Back to Bix B’s place for ‘Bilbo’s Birthday Party’ before a wistful, impressionistic visit to ‘The Grey Havens’ for a last journey.
Travelling in this veritable jazz time-machine was much more satisfying than I’d expected.
Without intending to diminish them in any way, it is fair to say that Volume 2 and Volume 3 follow the same overall format as the first set. The through-line is Sangster’s love and deep understanding of early jazz idioms, coupled with a fine ear for melody and a gift for impressionistic touches. A couple of highlights would be ‘Fair Ēowyn’ on Vol 2 and ‘The Uruk-Hai’ on Vol 3. So for the sake of brevity, we’ll cut to the final double album, which is qualitatively different from the previous three titles.
Crossfire were a popular Australian jazz-fusion band that released their first album in 1974. Their records were characterised not by the spiritual intensity of The Mahavishnu Orchestra, nor by the complex composition and strutting energy of mid-70s Return To Forever, but by a relaxed, melodic approach to jazz-rock that suited the climate of their sunny Sydney home perfectly. With two composers—guitarist Jim Kelly and keyboardist Michael Kenny—they had a strong creative base on which to build their accessible fusion sound. Percussionist Ian Bloxsom added variety and invention to the overall sound, while Greg Lyon provided limber bass lines. Why is this relevant? Because Ian Bloxsom appeared on all three volumes of Sangster’s Lord of the Rings trilogy and brought some bandmates along to the final part of the project, Landscapes of Middle Earth.
In addition to Crossfire members Kelly, Lyon and Bloxsom, Head Hobbit Sangster also recruited perhaps Australia’s best known jazzman, Don Burrows (flute, clarinet) and his long-time sidekick, guitarist George Golla.
The leader introduces the pieces thus:
…A feeling of time, of place, of landscape. No brass, to begin with. More reflective. Woodwinds, guitars, strings, percussions and rhythms. A feeling of countryside. Evocations, paintings… landscapes.
Sangster could hear the environment he imagined, and painted those sounds. This is my clear favourite of the series.

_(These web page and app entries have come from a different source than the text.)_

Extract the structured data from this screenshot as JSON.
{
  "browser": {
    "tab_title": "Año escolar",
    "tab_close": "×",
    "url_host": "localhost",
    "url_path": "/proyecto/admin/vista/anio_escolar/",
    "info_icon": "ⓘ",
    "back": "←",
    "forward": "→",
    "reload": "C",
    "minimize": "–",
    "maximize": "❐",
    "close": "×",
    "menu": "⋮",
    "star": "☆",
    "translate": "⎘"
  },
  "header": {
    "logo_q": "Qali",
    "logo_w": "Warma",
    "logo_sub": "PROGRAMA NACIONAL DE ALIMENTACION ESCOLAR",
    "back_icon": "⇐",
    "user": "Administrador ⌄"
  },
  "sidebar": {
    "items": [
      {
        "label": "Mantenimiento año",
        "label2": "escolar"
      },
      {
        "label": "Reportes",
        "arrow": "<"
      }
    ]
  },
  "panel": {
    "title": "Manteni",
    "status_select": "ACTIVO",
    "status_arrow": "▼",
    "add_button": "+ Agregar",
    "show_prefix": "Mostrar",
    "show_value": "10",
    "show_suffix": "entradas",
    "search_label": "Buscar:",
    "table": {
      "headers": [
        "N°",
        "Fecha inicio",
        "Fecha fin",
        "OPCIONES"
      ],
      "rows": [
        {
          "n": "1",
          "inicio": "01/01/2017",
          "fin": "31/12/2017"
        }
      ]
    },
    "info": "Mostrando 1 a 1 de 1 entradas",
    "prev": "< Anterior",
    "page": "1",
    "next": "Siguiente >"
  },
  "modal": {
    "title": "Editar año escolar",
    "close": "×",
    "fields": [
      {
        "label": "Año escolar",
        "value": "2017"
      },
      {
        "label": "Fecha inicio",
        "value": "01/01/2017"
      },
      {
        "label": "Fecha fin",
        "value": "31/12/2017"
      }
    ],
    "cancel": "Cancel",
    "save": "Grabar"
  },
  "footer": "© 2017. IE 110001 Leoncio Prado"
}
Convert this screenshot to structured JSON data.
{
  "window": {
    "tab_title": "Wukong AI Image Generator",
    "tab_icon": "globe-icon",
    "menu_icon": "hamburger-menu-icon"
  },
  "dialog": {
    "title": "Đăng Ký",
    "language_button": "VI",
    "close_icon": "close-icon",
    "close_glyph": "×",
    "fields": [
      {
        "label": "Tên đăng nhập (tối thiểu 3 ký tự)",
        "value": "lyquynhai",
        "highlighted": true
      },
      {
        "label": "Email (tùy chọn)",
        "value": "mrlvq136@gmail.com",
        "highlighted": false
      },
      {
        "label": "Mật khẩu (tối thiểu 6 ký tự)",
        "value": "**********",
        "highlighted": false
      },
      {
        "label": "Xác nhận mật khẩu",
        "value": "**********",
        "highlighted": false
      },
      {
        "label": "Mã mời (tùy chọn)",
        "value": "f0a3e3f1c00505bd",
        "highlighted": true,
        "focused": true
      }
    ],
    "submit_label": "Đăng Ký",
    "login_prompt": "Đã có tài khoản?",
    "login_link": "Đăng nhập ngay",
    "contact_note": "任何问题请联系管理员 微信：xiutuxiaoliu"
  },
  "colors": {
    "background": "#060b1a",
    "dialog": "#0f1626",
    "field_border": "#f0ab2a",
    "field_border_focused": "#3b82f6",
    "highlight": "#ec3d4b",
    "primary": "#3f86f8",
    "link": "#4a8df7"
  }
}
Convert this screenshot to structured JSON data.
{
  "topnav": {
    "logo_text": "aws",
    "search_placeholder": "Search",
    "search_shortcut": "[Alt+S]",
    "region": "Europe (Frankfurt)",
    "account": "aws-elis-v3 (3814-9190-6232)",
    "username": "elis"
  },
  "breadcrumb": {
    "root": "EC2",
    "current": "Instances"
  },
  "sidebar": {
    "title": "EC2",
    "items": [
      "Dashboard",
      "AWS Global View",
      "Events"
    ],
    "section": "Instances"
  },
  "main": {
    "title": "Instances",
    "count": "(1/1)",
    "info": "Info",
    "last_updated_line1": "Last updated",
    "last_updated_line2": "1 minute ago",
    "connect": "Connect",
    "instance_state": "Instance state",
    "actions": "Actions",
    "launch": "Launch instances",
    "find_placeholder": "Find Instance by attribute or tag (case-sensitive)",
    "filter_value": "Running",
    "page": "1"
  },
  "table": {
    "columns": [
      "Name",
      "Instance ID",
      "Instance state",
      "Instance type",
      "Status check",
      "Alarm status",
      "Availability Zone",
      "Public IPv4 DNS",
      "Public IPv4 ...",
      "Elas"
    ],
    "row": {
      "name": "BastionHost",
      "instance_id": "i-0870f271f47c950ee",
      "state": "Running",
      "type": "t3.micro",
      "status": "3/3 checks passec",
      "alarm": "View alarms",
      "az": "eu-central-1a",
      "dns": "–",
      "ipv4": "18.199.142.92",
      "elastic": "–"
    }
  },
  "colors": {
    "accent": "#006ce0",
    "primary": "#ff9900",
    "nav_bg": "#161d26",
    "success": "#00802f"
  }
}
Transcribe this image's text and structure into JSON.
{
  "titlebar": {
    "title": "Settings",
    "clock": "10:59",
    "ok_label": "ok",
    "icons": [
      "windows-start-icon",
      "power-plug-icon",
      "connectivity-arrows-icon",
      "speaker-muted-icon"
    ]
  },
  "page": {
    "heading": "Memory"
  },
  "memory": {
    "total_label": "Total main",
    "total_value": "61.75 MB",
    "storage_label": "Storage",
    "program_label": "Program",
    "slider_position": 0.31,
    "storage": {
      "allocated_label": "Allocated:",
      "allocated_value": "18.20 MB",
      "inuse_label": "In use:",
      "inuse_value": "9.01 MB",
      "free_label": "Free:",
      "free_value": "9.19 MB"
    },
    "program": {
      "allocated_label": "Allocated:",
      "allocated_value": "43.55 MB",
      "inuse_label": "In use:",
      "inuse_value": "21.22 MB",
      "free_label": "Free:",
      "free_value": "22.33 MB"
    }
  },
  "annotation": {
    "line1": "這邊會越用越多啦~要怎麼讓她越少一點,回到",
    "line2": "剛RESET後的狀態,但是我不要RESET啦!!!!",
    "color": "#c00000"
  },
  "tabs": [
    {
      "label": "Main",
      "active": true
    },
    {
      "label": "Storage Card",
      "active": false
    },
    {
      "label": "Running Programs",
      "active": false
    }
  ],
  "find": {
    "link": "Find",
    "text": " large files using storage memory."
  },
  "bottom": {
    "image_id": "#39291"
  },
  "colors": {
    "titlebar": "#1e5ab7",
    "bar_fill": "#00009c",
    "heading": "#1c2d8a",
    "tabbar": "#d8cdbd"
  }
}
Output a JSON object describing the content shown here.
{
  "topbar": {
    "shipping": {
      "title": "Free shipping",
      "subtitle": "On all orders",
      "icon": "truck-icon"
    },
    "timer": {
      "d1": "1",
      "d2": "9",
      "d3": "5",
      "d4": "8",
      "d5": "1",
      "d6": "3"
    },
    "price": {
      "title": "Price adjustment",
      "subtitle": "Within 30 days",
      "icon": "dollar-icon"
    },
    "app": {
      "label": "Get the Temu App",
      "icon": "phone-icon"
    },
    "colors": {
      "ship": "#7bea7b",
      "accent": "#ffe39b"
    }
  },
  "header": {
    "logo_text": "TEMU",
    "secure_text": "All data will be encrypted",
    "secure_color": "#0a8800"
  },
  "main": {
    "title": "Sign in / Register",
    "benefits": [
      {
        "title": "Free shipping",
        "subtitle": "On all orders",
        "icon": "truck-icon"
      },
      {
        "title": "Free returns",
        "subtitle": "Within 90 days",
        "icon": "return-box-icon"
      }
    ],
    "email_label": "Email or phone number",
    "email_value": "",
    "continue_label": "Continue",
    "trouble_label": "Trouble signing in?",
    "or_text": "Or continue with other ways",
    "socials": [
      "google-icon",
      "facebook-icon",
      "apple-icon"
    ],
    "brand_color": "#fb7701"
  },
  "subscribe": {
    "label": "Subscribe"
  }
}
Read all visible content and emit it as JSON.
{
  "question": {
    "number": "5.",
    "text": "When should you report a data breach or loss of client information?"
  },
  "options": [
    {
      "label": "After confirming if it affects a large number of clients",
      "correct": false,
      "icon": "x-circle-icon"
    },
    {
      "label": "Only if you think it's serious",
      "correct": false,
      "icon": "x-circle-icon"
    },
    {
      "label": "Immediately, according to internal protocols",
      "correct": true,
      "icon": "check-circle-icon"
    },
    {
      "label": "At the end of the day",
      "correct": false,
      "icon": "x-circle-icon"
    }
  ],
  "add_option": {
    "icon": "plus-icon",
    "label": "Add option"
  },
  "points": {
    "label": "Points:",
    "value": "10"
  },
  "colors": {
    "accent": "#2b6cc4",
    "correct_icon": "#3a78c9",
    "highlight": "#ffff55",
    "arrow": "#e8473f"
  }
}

‘Green Hill Country’ opens proceedings with a bass line that can only be described as funky. Soon Jim Kelly’s deft, spare guitar drops in and we’re away, rambling through Shire with tenor and flute solos and another neat Kelly solo to take us out. ‘The Lonely Mountain’ is an example of Sangster’s pretty MOR jazz style. Beautifully played, but very nice, very safe.
One of my favourite pieces is the ten minute ‘Old Forest’, featuring the two guitars of Jim Kelly and George Golla, with some tasty vibes from the leader. I love the way it drifts like blown autumn leaves and hovers between sunlight and shadow. The other forest piece ‘Fanghorn’, is excellent too, built around a pretty descending riff picked out by various combinations of the ensemble.
You know, I’d never realised how strong Sangster’s arboreal fixation was. ‘A Dance For the New Forest’ opens the second disc with a gently funky baseline and some groovy playing all round. The final track I’ll mention is ‘Panorama: from the Tower Hills’. Kelly again floats and darts, Greg Lyon’s bass playing has a supple groove, the whole thing works wonderfully. This is classy contemporary jazz.
Landscapes of Middle Earth is cheerful, swinging jazz-rock lite. Sure, it can evoke Middle Earth if you’re tuned in to that mythos, but it also channels the sunny vibe of Bondi Beach equally successfully. Have a pipe of Longbottom Leaf; open a beer and kick back. Cheers.
* I am indebted to the Urban Bowerbird blog, where Rohan’s piece Revisiting John Sangster’s Lord of the Rings LPs prompted me to recalibrate my ears for Sangster’s Middle Earth music. Rohan also had me revisiting the musician’s memoir Seeing the Rafters (Penguin, 1988), which was again entertaining.